A collaboration of coast and countryside organisations on The Lizard Peninsula

Dropwort (species profile)

Dropwort is a lover of basic soils, and can be found blooming on the serpentine of the Lizard from May to August.
Photo: Amanda Scott

 

Dryad's Saddle (species profile)

Dryad's Saddle (photo by Ray Surridge)The damp weather is annoying for humans, but good for fungi, like this Dryad’s Saddle, a common bracket fungus on dead and decaying wood.
Photo: Ray Surridge

Dyer's Greenweed (species profile)

Dyer's GreenwoodThe yellow flowers of Dyer’s Greenweed can be seen on the Lizard from June to August. The cliffs near Kynance Farm are a good place to look.
Photo: Steve Townsend

Early Forget-me-not (species profile)

Early Forget-me-notIn the spring, look out for the tiny and delicate blue flowers of Early Forget-me-not nestling on sandy cliff-top and heathland soils round the Lizard.
Photo: Steve Townsend

Early-purple Orchid (species profile)

Early-purple Orchids enjoy the serpentine soils of the Lizard.
Photo: Steve Townsend

 

 

Earthtongues (species profile)

EarthtonguesThere are nine species of Earthtongues in the UK. Often overlooked, they are an important indicator of ancient unimproved grassland.
Photo: Steve Townsend

English Stonecrop (species profile)

Carpets of English Stonecrop flower from June to September on the rocks of the Lizard.
Photo: Amanda Scott

Evening-primrose (species profile)

Evening-primroseEvening-primrose can be spotted into the autumn in milder weather.
Photo: Steve Townsend

Field Gentian (species profile)

Field GentianThe lovely violet flowers of Field Gentian are a rarity. More common in the north of the UK, they are found in a small handful of places on the Lizard.
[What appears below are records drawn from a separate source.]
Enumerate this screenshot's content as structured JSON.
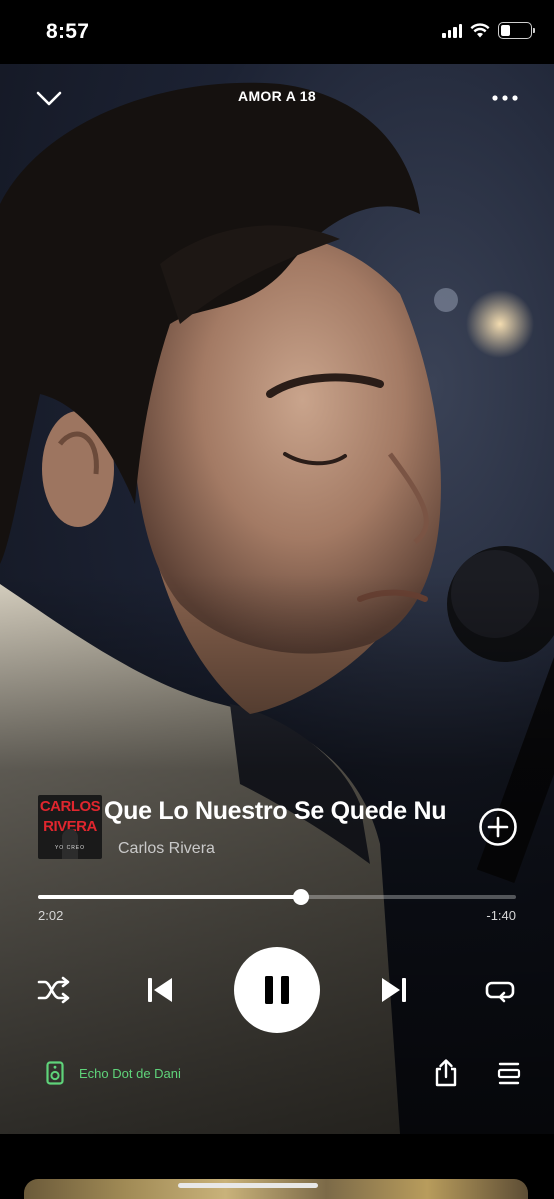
{
  "status_bar": {
    "time": "8:57",
    "signal_bars": 4,
    "battery_level": 0.35
  },
  "header": {
    "title": "AMOR A 18"
  },
  "album_art": {
    "line1": "CARLOS",
    "line2": "RIVERA",
    "sub": "YO CREO"
  },
  "track": {
    "title": "Que Lo Nuestro Se Quede Nu",
    "artist": "Carlos Rivera"
  },
  "progress": {
    "elapsed": "2:02",
    "remaining": "-1:40",
    "fraction": 0.55
  },
  "device": {
    "label": "Echo Dot de Dani"
  },
  "colors": {
    "accent_green": "#5fd37a",
    "background": "#000000"
  },
  "icons": {
    "collapse": "chevron-down-icon",
    "more": "more-horizontal-icon",
    "add": "plus-circle-icon",
    "shuffle": "shuffle-icon",
    "previous": "skip-previous-icon",
    "pause": "pause-icon",
    "next": "skip-next-icon",
    "repeat": "repeat-icon",
    "device": "speaker-icon",
    "share": "share-icon",
    "queue": "queue-icon"
  }
}
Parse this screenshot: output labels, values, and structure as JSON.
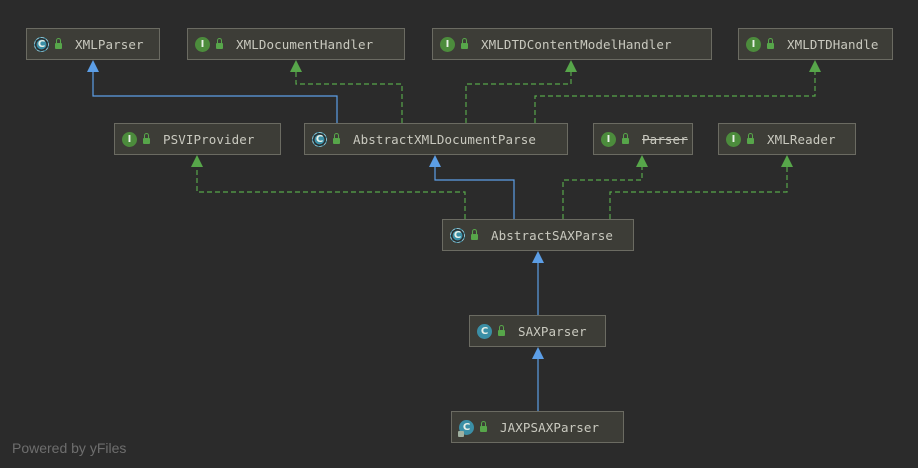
{
  "diagram": {
    "nodes": [
      {
        "id": "xmlparser",
        "label": "XMLParser",
        "kind": "abstract",
        "badge": "C",
        "icon": "abstract-class-icon"
      },
      {
        "id": "xmldocumenthandler",
        "label": "XMLDocumentHandler",
        "kind": "interface",
        "badge": "I",
        "icon": "interface-icon"
      },
      {
        "id": "xmldtdcontentmodelhandler",
        "label": "XMLDTDContentModelHandler",
        "kind": "interface",
        "badge": "I",
        "icon": "interface-icon"
      },
      {
        "id": "xmldtdhandler",
        "label": "XMLDTDHandle",
        "kind": "interface",
        "badge": "I",
        "icon": "interface-icon"
      },
      {
        "id": "psviprovider",
        "label": "PSVIProvider",
        "kind": "interface",
        "badge": "I",
        "icon": "interface-icon"
      },
      {
        "id": "abstractxmldocumentparser",
        "label": "AbstractXMLDocumentParse",
        "kind": "abstract",
        "badge": "C",
        "icon": "abstract-class-icon"
      },
      {
        "id": "parser",
        "label": "Parser",
        "kind": "interface",
        "badge": "I",
        "icon": "interface-icon",
        "deprecated": true
      },
      {
        "id": "xmlreader",
        "label": "XMLReader",
        "kind": "interface",
        "badge": "I",
        "icon": "interface-icon"
      },
      {
        "id": "abstractsaxparser",
        "label": "AbstractSAXParse",
        "kind": "abstract",
        "badge": "C",
        "icon": "abstract-class-icon"
      },
      {
        "id": "saxparser",
        "label": "SAXParser",
        "kind": "class",
        "badge": "C",
        "icon": "class-icon"
      },
      {
        "id": "jaxpsaxparser",
        "label": "JAXPSAXParser",
        "kind": "class",
        "badge": "C",
        "icon": "class-icon"
      }
    ],
    "edges": [
      {
        "from": "abstractxmldocumentparser",
        "to": "xmlparser",
        "type": "extends"
      },
      {
        "from": "abstractxmldocumentparser",
        "to": "xmldocumenthandler",
        "type": "implements"
      },
      {
        "from": "abstractxmldocumentparser",
        "to": "xmldtdcontentmodelhandler",
        "type": "implements"
      },
      {
        "from": "abstractxmldocumentparser",
        "to": "xmldtdhandler",
        "type": "implements"
      },
      {
        "from": "abstractsaxparser",
        "to": "psviprovider",
        "type": "implements"
      },
      {
        "from": "abstractsaxparser",
        "to": "abstractxmldocumentparser",
        "type": "extends"
      },
      {
        "from": "abstractsaxparser",
        "to": "parser",
        "type": "implements"
      },
      {
        "from": "abstractsaxparser",
        "to": "xmlreader",
        "type": "implements"
      },
      {
        "from": "saxparser",
        "to": "abstractsaxparser",
        "type": "extends"
      },
      {
        "from": "jaxpsaxparser",
        "to": "saxparser",
        "type": "extends"
      }
    ],
    "colors": {
      "background": "#2b2b2b",
      "node_fill": "#3d3d37",
      "node_border": "#6b6b62",
      "extends_edge": "#5c9ee6",
      "implements_edge": "#57a64a",
      "label_text": "#c9c9bf"
    }
  },
  "watermark": "Powered by yFiles"
}
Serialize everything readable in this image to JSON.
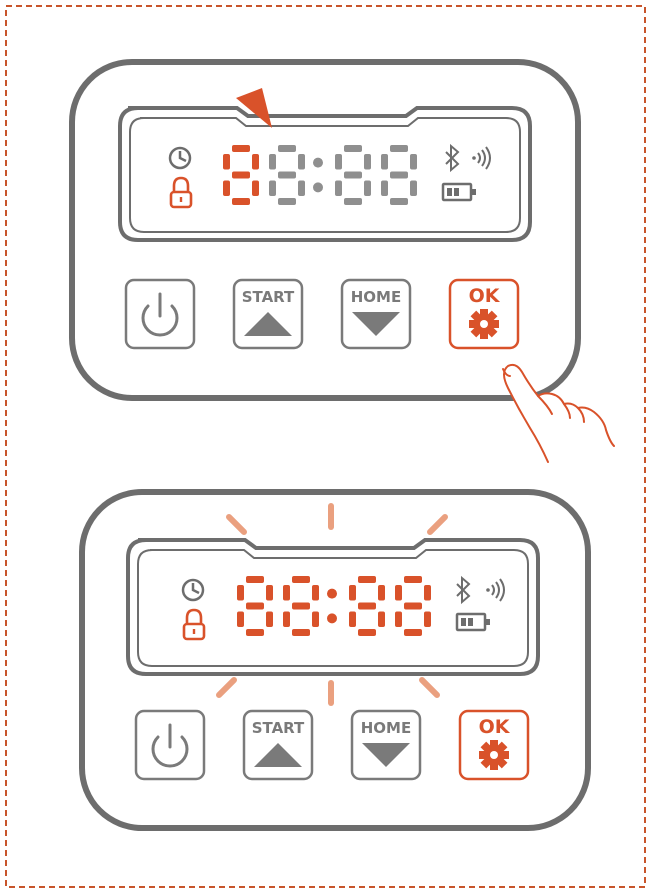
{
  "colors": {
    "frame": "#c8552b",
    "accent": "#d9522a",
    "device": "#6d6d6d",
    "segment_off": "#8f8f8f",
    "button_gray": "#7a7a7a",
    "glow": "#eaa07f"
  },
  "panels": [
    {
      "display": {
        "digits_left": "88",
        "digits_right": "88",
        "lit_digit_count": 1,
        "icons": [
          "clock-icon",
          "lock-icon",
          "bluetooth-icon",
          "signal-icon",
          "battery-icon"
        ]
      },
      "buttons": [
        {
          "name": "power-button",
          "icon": "power-icon",
          "label": "",
          "active": false
        },
        {
          "name": "start-button",
          "icon": "triangle-up-icon",
          "label": "START",
          "active": false
        },
        {
          "name": "home-button",
          "icon": "triangle-down-icon",
          "label": "HOME",
          "active": false
        },
        {
          "name": "ok-button",
          "icon": "gear-icon",
          "label": "OK",
          "active": true
        }
      ],
      "pointer": "arrow-pointer-icon",
      "hand": "hand-pointer-icon"
    },
    {
      "display": {
        "digits_left": "88",
        "digits_right": "88",
        "lit_digit_count": 4,
        "icons": [
          "clock-icon",
          "lock-icon",
          "bluetooth-icon",
          "signal-icon",
          "battery-icon"
        ]
      },
      "buttons": [
        {
          "name": "power-button",
          "icon": "power-icon",
          "label": "",
          "active": false
        },
        {
          "name": "start-button",
          "icon": "triangle-up-icon",
          "label": "START",
          "active": false
        },
        {
          "name": "home-button",
          "icon": "triangle-down-icon",
          "label": "HOME",
          "active": false
        },
        {
          "name": "ok-button",
          "icon": "gear-icon",
          "label": "OK",
          "active": true
        }
      ],
      "blinking": true
    }
  ]
}
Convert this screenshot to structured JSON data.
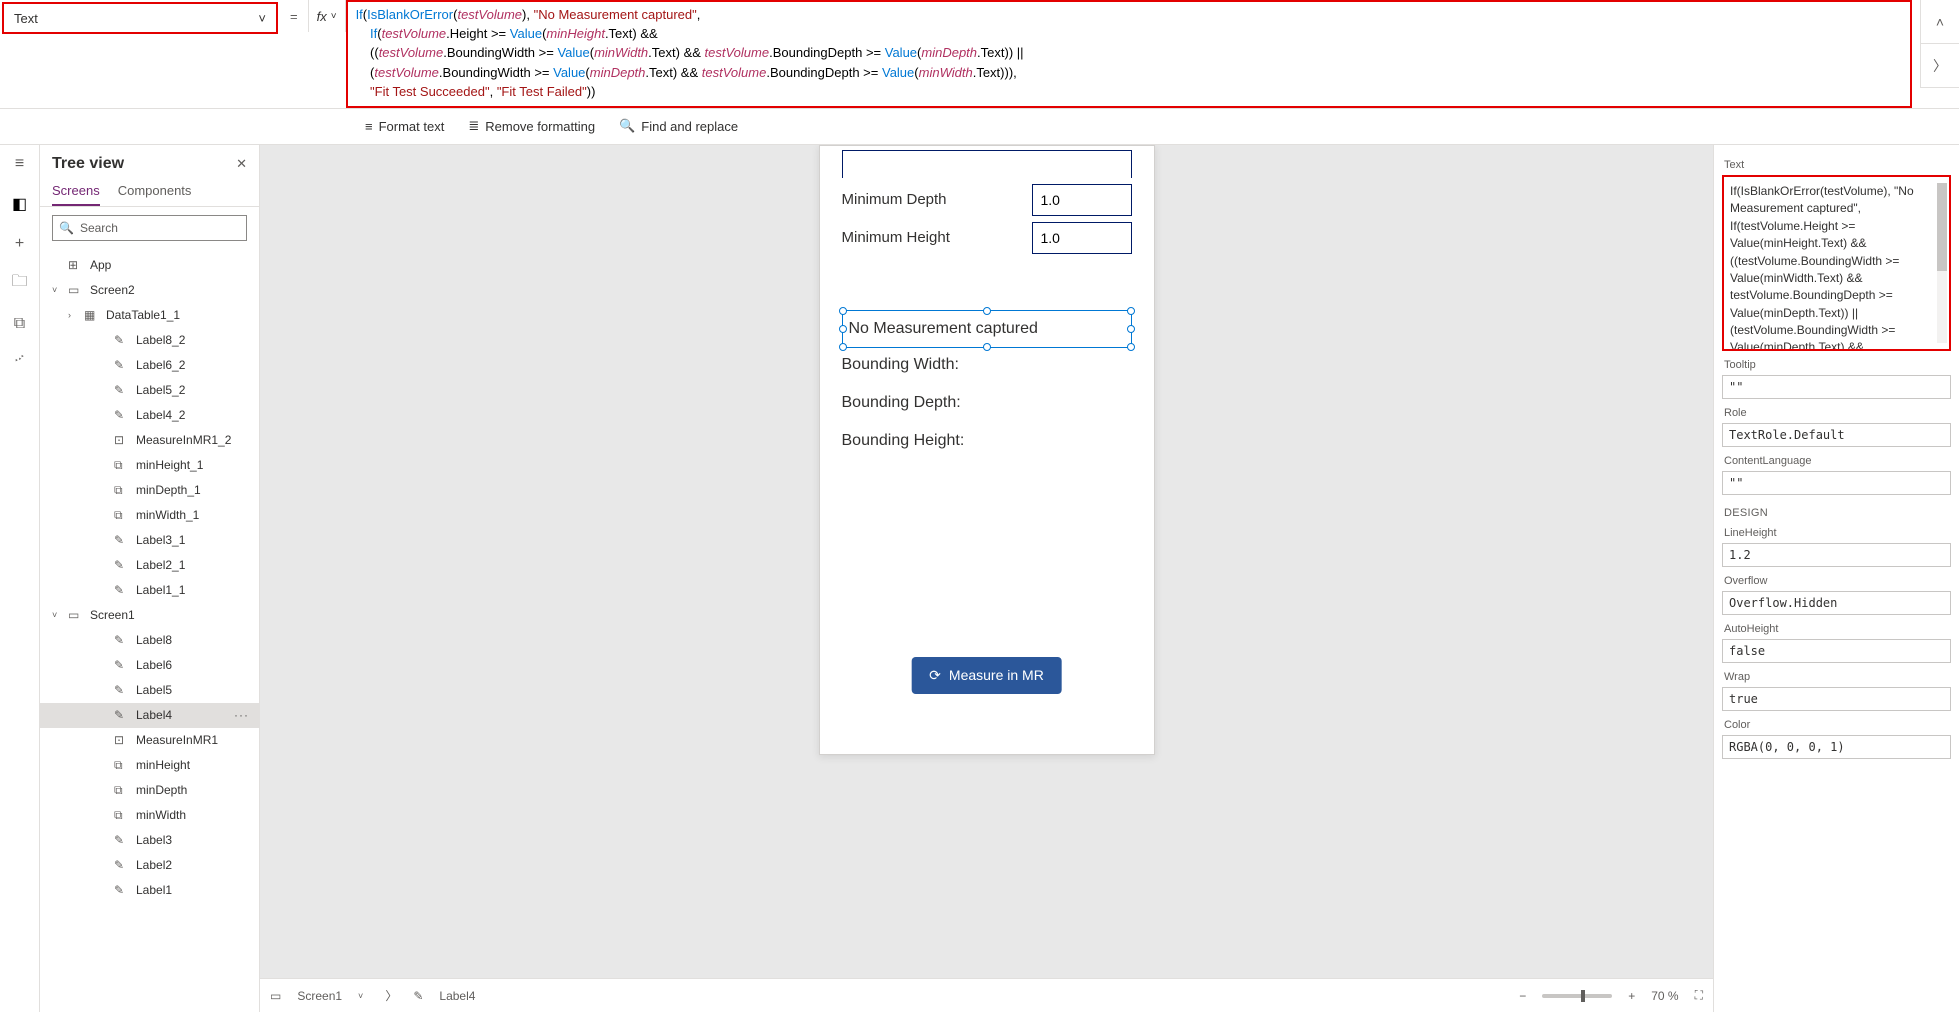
{
  "property_dropdown": {
    "label": "Text",
    "chevron": "˅"
  },
  "formula_bar": {
    "equals": "=",
    "fx": "fx",
    "code_html": "<span class='k'>If</span><span class='p'>(</span><span class='k'>IsBlankOrError</span><span class='p'>(</span><span class='v'>testVolume</span><span class='p'>),</span> <span class='s'>\"No Measurement captured\"</span><span class='p'>,</span>\n    <span class='k'>If</span><span class='p'>(</span><span class='v'>testVolume</span><span class='p'>.Height &gt;= </span><span class='k'>Value</span><span class='p'>(</span><span class='v'>minHeight</span><span class='p'>.Text) &amp;&amp;</span>\n    <span class='p'>((</span><span class='v'>testVolume</span><span class='p'>.BoundingWidth &gt;= </span><span class='k'>Value</span><span class='p'>(</span><span class='v'>minWidth</span><span class='p'>.Text) &amp;&amp; </span><span class='v'>testVolume</span><span class='p'>.BoundingDepth &gt;= </span><span class='k'>Value</span><span class='p'>(</span><span class='v'>minDepth</span><span class='p'>.Text)) ||</span>\n    <span class='p'>(</span><span class='v'>testVolume</span><span class='p'>.BoundingWidth &gt;= </span><span class='k'>Value</span><span class='p'>(</span><span class='v'>minDepth</span><span class='p'>.Text) &amp;&amp; </span><span class='v'>testVolume</span><span class='p'>.BoundingDepth &gt;= </span><span class='k'>Value</span><span class='p'>(</span><span class='v'>minWidth</span><span class='p'>.Text))),</span>\n    <span class='s'>\"Fit Test Succeeded\"</span><span class='p'>, </span><span class='s'>\"Fit Test Failed\"</span><span class='p'>))</span>",
    "collapse": "˄",
    "expand": "〉"
  },
  "sub_bar": {
    "format": "Format text",
    "remove": "Remove formatting",
    "find": "Find and replace"
  },
  "tree": {
    "title": "Tree view",
    "tabs": {
      "screens": "Screens",
      "components": "Components"
    },
    "search_placeholder": "Search",
    "nodes": [
      {
        "lvl": 0,
        "icon": "⊞",
        "label": "App",
        "caret": ""
      },
      {
        "lvl": 0,
        "icon": "▭",
        "label": "Screen2",
        "caret": "˅"
      },
      {
        "lvl": 1,
        "icon": "▦",
        "label": "DataTable1_1",
        "caret": "›"
      },
      {
        "lvl": 2,
        "icon": "✎",
        "label": "Label8_2"
      },
      {
        "lvl": 2,
        "icon": "✎",
        "label": "Label6_2"
      },
      {
        "lvl": 2,
        "icon": "✎",
        "label": "Label5_2"
      },
      {
        "lvl": 2,
        "icon": "✎",
        "label": "Label4_2"
      },
      {
        "lvl": 2,
        "icon": "⊡",
        "label": "MeasureInMR1_2"
      },
      {
        "lvl": 2,
        "icon": "⧉",
        "label": "minHeight_1"
      },
      {
        "lvl": 2,
        "icon": "⧉",
        "label": "minDepth_1"
      },
      {
        "lvl": 2,
        "icon": "⧉",
        "label": "minWidth_1"
      },
      {
        "lvl": 2,
        "icon": "✎",
        "label": "Label3_1"
      },
      {
        "lvl": 2,
        "icon": "✎",
        "label": "Label2_1"
      },
      {
        "lvl": 2,
        "icon": "✎",
        "label": "Label1_1"
      },
      {
        "lvl": 0,
        "icon": "▭",
        "label": "Screen1",
        "caret": "˅"
      },
      {
        "lvl": 2,
        "icon": "✎",
        "label": "Label8"
      },
      {
        "lvl": 2,
        "icon": "✎",
        "label": "Label6"
      },
      {
        "lvl": 2,
        "icon": "✎",
        "label": "Label5"
      },
      {
        "lvl": 2,
        "icon": "✎",
        "label": "Label4",
        "selected": true,
        "more": "···"
      },
      {
        "lvl": 2,
        "icon": "⊡",
        "label": "MeasureInMR1"
      },
      {
        "lvl": 2,
        "icon": "⧉",
        "label": "minHeight"
      },
      {
        "lvl": 2,
        "icon": "⧉",
        "label": "minDepth"
      },
      {
        "lvl": 2,
        "icon": "⧉",
        "label": "minWidth"
      },
      {
        "lvl": 2,
        "icon": "✎",
        "label": "Label3"
      },
      {
        "lvl": 2,
        "icon": "✎",
        "label": "Label2"
      },
      {
        "lvl": 2,
        "icon": "✎",
        "label": "Label1"
      }
    ]
  },
  "canvas": {
    "rows": [
      {
        "label": "Minimum Depth",
        "value": "1.0"
      },
      {
        "label": "Minimum Height",
        "value": "1.0"
      }
    ],
    "selected_text": "No Measurement captured",
    "out": [
      "Bounding Width:",
      "Bounding Depth:",
      "Bounding Height:"
    ],
    "button": "Measure in MR"
  },
  "footer": {
    "crumb1": "Screen1",
    "crumb2": "Label4",
    "zoom": "70 %",
    "minus": "−",
    "plus": "+"
  },
  "props": {
    "text_label": "Text",
    "text_code": "If(IsBlankOrError(testVolume), \"No\nMeasurement captured\",\nIf(testVolume.Height >=\nValue(minHeight.Text) &&\n((testVolume.BoundingWidth >=\nValue(minWidth.Text) &&\ntestVolume.BoundingDepth >=\nValue(minDepth.Text)) ||\n(testVolume.BoundingWidth >=\nValue(minDepth.Text) &&",
    "tooltip_label": "Tooltip",
    "tooltip_val": "\"\"",
    "role_label": "Role",
    "role_val": "TextRole.Default",
    "lang_label": "ContentLanguage",
    "lang_val": "\"\"",
    "design": "DESIGN",
    "lh_label": "LineHeight",
    "lh_val": "1.2",
    "ov_label": "Overflow",
    "ov_val": "Overflow.Hidden",
    "ah_label": "AutoHeight",
    "ah_val": "false",
    "wrap_label": "Wrap",
    "wrap_val": "true",
    "color_label": "Color",
    "color_val": "RGBA(0, 0, 0, 1)"
  }
}
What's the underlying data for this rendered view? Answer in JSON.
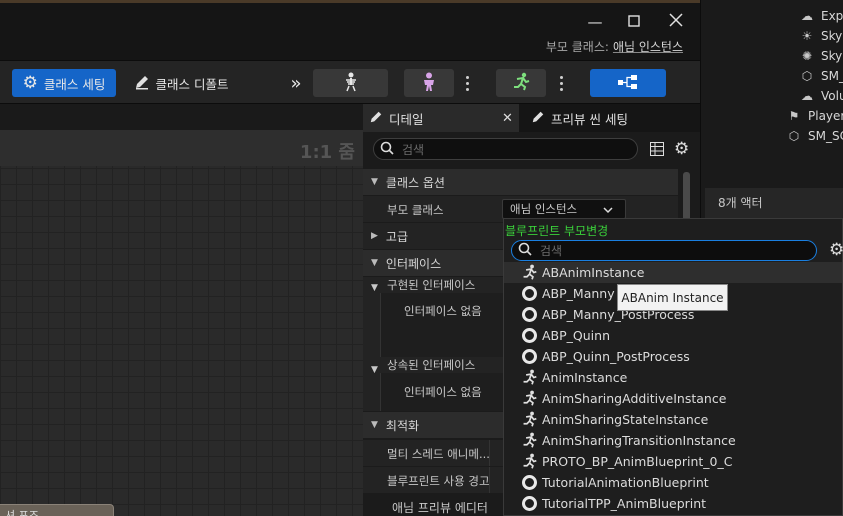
{
  "window": {
    "parent_class_label": "부모 클래스:",
    "parent_class_value": "애님 인스턴스"
  },
  "toolbar": {
    "class_settings": "클래스 세팅",
    "class_defaults": "클래스 디폴트"
  },
  "viewport": {
    "zoom": "1:1 줌",
    "bottom_tab": "셔 포즈"
  },
  "details": {
    "tab_details": "디테일",
    "tab_preview": "프리뷰 씬 세팅",
    "search_placeholder": "검색",
    "cat_class_options": "클래스 옵션",
    "parent_class_label": "부모 클래스",
    "parent_class_value": "애님 인스턴스",
    "cat_advanced": "고급",
    "cat_interfaces": "인터페이스",
    "implemented_interfaces": "구현된 인터페이스",
    "no_interfaces_1": "인터페이스 없음",
    "inherited_interfaces": "상속된 인터페이스",
    "no_interfaces_2": "인터페이스 없음",
    "cat_optimization": "최적화",
    "multi_thread": "멀티 스레드 애니메...",
    "blueprint_usage_warning": "블루프린트 사용 경고",
    "anim_preview_editor": "애님 프리뷰 에디터"
  },
  "outliner": {
    "items": [
      "Expe",
      "Sky",
      "Sky",
      "SM_",
      "Volu",
      "Player",
      "SM_SC"
    ],
    "actor_count": "8개 액터"
  },
  "popup": {
    "title": "블루프린트 부모변경",
    "search_placeholder": "검색",
    "items": [
      {
        "label": "ABAnimInstance",
        "icon": "anim-icon"
      },
      {
        "label": "ABP_Manny",
        "icon": "ring-icon"
      },
      {
        "label": "ABP_Manny_PostProcess",
        "icon": "ring-icon"
      },
      {
        "label": "ABP_Quinn",
        "icon": "ring-icon"
      },
      {
        "label": "ABP_Quinn_PostProcess",
        "icon": "ring-icon"
      },
      {
        "label": "AnimInstance",
        "icon": "anim-icon"
      },
      {
        "label": "AnimSharingAdditiveInstance",
        "icon": "anim-icon"
      },
      {
        "label": "AnimSharingStateInstance",
        "icon": "anim-icon"
      },
      {
        "label": "AnimSharingTransitionInstance",
        "icon": "anim-icon"
      },
      {
        "label": "PROTO_BP_AnimBlueprint_0_C",
        "icon": "anim-icon"
      },
      {
        "label": "TutorialAnimationBlueprint",
        "icon": "ring-icon"
      },
      {
        "label": "TutorialTPP_AnimBlueprint",
        "icon": "ring-icon"
      }
    ],
    "tooltip": "ABAnim Instance"
  }
}
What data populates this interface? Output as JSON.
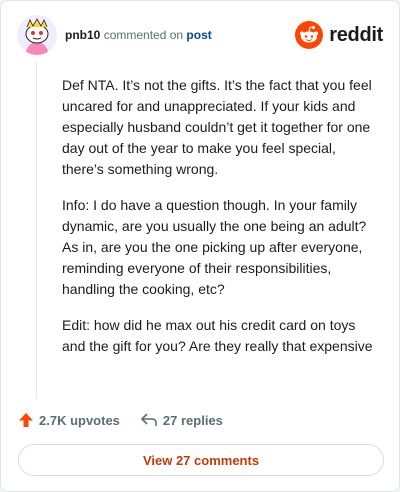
{
  "comment": {
    "username": "pnb10",
    "commented_text": "commented on",
    "post_link": "post",
    "paragraphs": [
      "Def NTA. It’s not the gifts. It’s the fact that you feel uncared for and unappreciated. If your kids and especially husband couldn’t get it together for one day out of the year to make you feel special, there’s something wrong.",
      "Info: I do have a question though. In your family dynamic, are you usually the one being an adult? As in, are you the one picking up after everyone, reminding everyone of their responsibilities, handling the cooking, etc?",
      "Edit: how did he max out his credit card on toys and the gift for you? Are they really that expensive"
    ]
  },
  "brand": {
    "name": "reddit",
    "color": "#ff4500"
  },
  "actions": {
    "upvotes": "2.7K upvotes",
    "replies": "27 replies"
  },
  "view_button": {
    "label": "View 27 comments"
  },
  "colors": {
    "upvote": "#ff4500",
    "accent_link": "#0a449b",
    "button_text": "#c23a0c"
  },
  "icons": {
    "upvote": "upvote-arrow-icon",
    "reply": "reply-arrow-icon",
    "logo": "reddit-snoo-icon",
    "avatar": "snoo-avatar"
  }
}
Watch out for them by the old trackways across the heath in late summer.
Photo: Steve Townsend

Field Madder (species profile)

Field MadderThe books say that Field Madder flowers until October, but it is often still hanging in there into November on the Lizard.
Photo: Steve Townsend